Regeneration After Wildfires


Finished Print


Drying prints after vinyal printing.


Vinyl printing process.


Final prints drying. 

While traveling through Banff, Canada, during the summer, I experienced the effects of wildfires that were raging in British Columbia. The sky was constantly gray and I could barely see the outline of the surrounding giant mountain ranges; the ash completely covered the natural beauty of the forests and glacier. As I drove through the Banff National Park, I passed a section of dead trees which had been destroyed in a 2016 wildfire. It struck me how destructive and powerful wildfires are and how long it takes to restore the damaged areas. Wildfires are a natural part of the environmental cycle, however, due to climate change the regeneration of the destroyed areas is becoming increasingly slower.
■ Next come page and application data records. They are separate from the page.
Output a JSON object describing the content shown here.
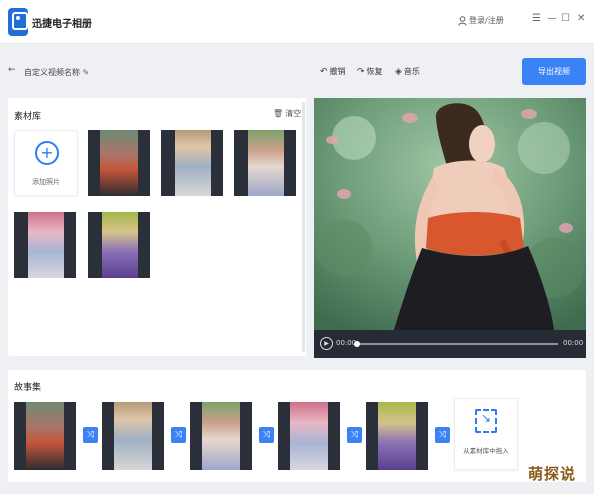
{
  "app": {
    "title": "迅捷电子相册",
    "login_label": "登录/注册"
  },
  "window_controls": {
    "menu": "☰",
    "minimize": "—",
    "maximize": "☐",
    "close": "✕"
  },
  "toolbar": {
    "back": "←",
    "project_name": "自定义视频名称",
    "undo_label": "撤销",
    "redo_label": "恢复",
    "music_label": "音乐",
    "export_label": "导出视频"
  },
  "library": {
    "title": "素材库",
    "clear_label": "清空",
    "add_label": "添加照片",
    "thumbs": 6
  },
  "player": {
    "current_time": "00:00",
    "total_time": "00:00",
    "progress": 0
  },
  "storyboard": {
    "title": "故事集",
    "drop_label": "从素材库中拖入",
    "transition_icon": "⤨"
  },
  "colors": {
    "accent": "#3b82f6",
    "brand": "#1f6fd6"
  },
  "watermark": "萌探说"
}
For my final broadside project, I wanted to create a broadside which acknowledged the destruction of forests, and also bring to light how wildfires are becoming progressively bigger as well as more frequent due to the changing of our climate. I created a design of a tree joined to a flame of fire through its trunk, symbolizing that trees and fire are forever connected through environmental cycles. However, the image is slightly tilted to represent that fire forces trees to crash and fall, causing destruction. I paired this design with a sentence of text: Post-fire regeneration is affected by prolonged drought as well as increased size and frequency of wildfires. I chose this sentence because it educates the reader what affects post-fire regeneration, but also insinuates that something is causing prolonged drought and an increase in size and frequency of wildfires: climate change. I also hope that the sentence and image cause the viewer to think about climate change as a broader topic to create more awareness of how our world is changing.

I was inspired by the artist’s book I chose for our class exhibition: Jo Going’s Wild Cranes. Her book contains colorful paintings, drawings, and collages depicting different aspects of nature, paired with her written poems. The colorful beauty and abstract imagery Going includes, forces the viewer to admire the brightly colored illustration while drawing connections to the poem, which describes natural elements clearly. Her use of colors caught my attention because she doesn’t stick with realistic coloring, using rainbow colors to create all aspects of nature.

-Eloise Shields, Scripps '21